§ EXERCISE
Determine the number of lines in the data below that contain the string "Brest", and respond with that number alone.

Dataset records:

========

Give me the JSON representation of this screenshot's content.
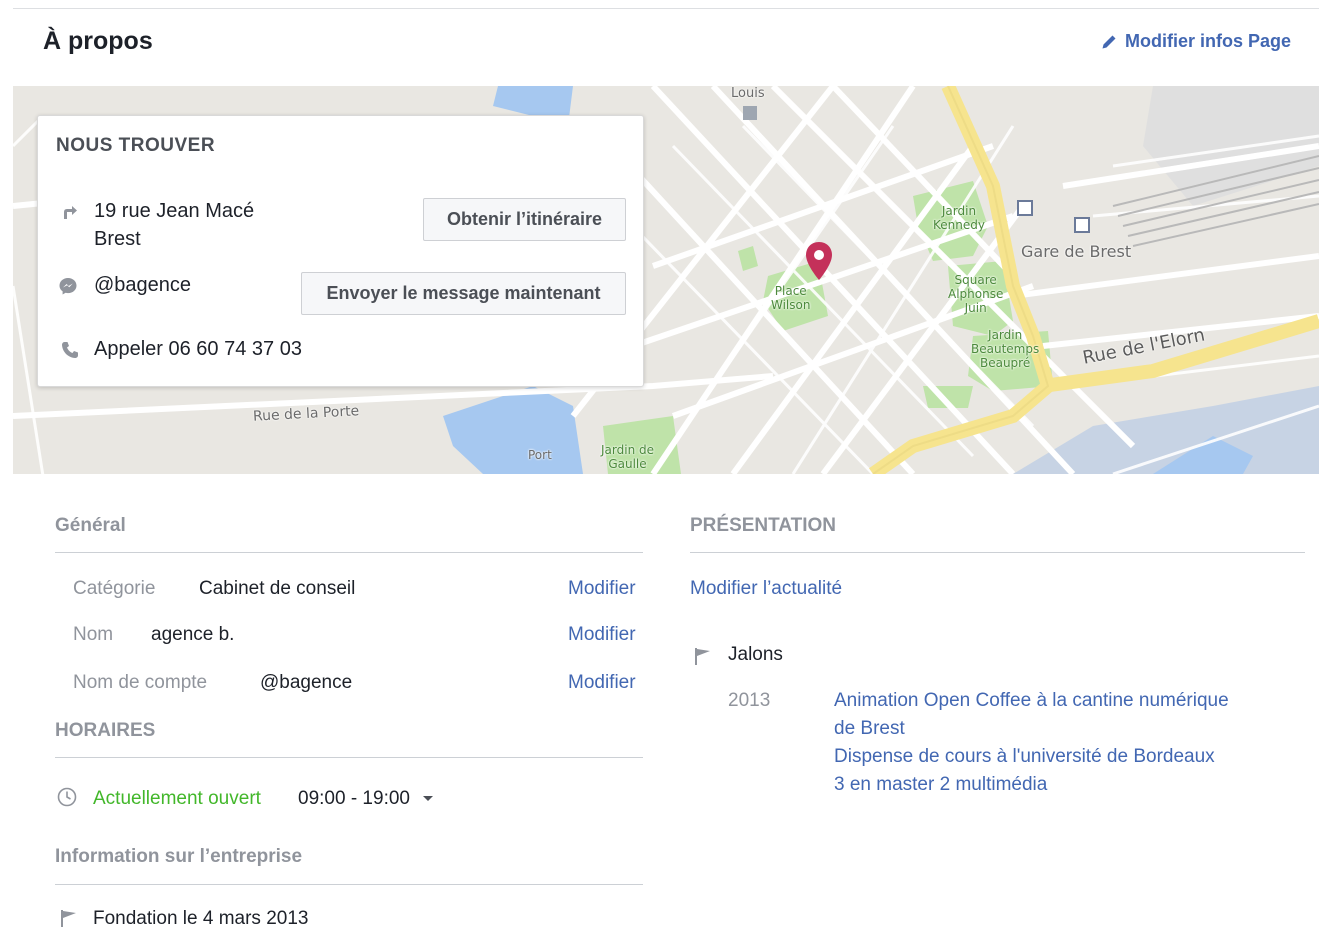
{
  "header": {
    "title": "À propos",
    "edit_label": "Modifier infos Page"
  },
  "map": {
    "labels": {
      "louis": "Louis",
      "jardin_kennedy_1": "Jardin",
      "jardin_kennedy_2": "Kennedy",
      "gare": "Gare de Brest",
      "place_wilson_1": "Place",
      "place_wilson_2": "Wilson",
      "square_1": "Square",
      "square_2": "Alphonse",
      "square_3": "Juin",
      "jardin_b_1": "Jardin",
      "jardin_b_2": "Beautemps",
      "jardin_b_3": "Beaupré",
      "rue_elorn": "Rue de l'Elorn",
      "rue_porte": "Rue de la Porte",
      "port": "Port",
      "jardin_gaulle_1": "Jardin de",
      "jardin_gaulle_2": "Gaulle"
    },
    "pin_color": "#c4315a"
  },
  "find_us": {
    "title": "NOUS TROUVER",
    "address_line1": "19 rue Jean Macé",
    "address_line2": "Brest",
    "directions_button": "Obtenir l’itinéraire",
    "messenger_handle": "@bagence",
    "message_button": "Envoyer le message maintenant",
    "phone": "Appeler 06 60 74 37 03"
  },
  "general": {
    "heading": "Général",
    "rows": [
      {
        "label": "Catégorie",
        "value": "Cabinet de conseil",
        "action": "Modifier"
      },
      {
        "label": "Nom",
        "value": "agence b.",
        "action": "Modifier"
      },
      {
        "label": "Nom de compte",
        "value": "@bagence",
        "action": "Modifier"
      }
    ]
  },
  "hours": {
    "heading": "HORAIRES",
    "status": "Actuellement ouvert",
    "range": "09:00 - 19:00"
  },
  "business_info": {
    "heading": "Information sur l’entreprise",
    "founded": "Fondation le 4 mars 2013"
  },
  "presentation": {
    "heading": "PRÉSENTATION",
    "edit_story": "Modifier l’actualité",
    "milestones_label": "Jalons",
    "year": "2013",
    "milestone_lines": [
      "Animation Open Coffee à la cantine numérique",
      "de Brest",
      "Dispense de cours à l'université de Bordeaux",
      "3 en master 2 multimédia"
    ]
  },
  "colors": {
    "link": "#4267b2",
    "open_green": "#42b72a",
    "muted": "#90949c"
  }
}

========

§ WRITTEN SOLUTION
3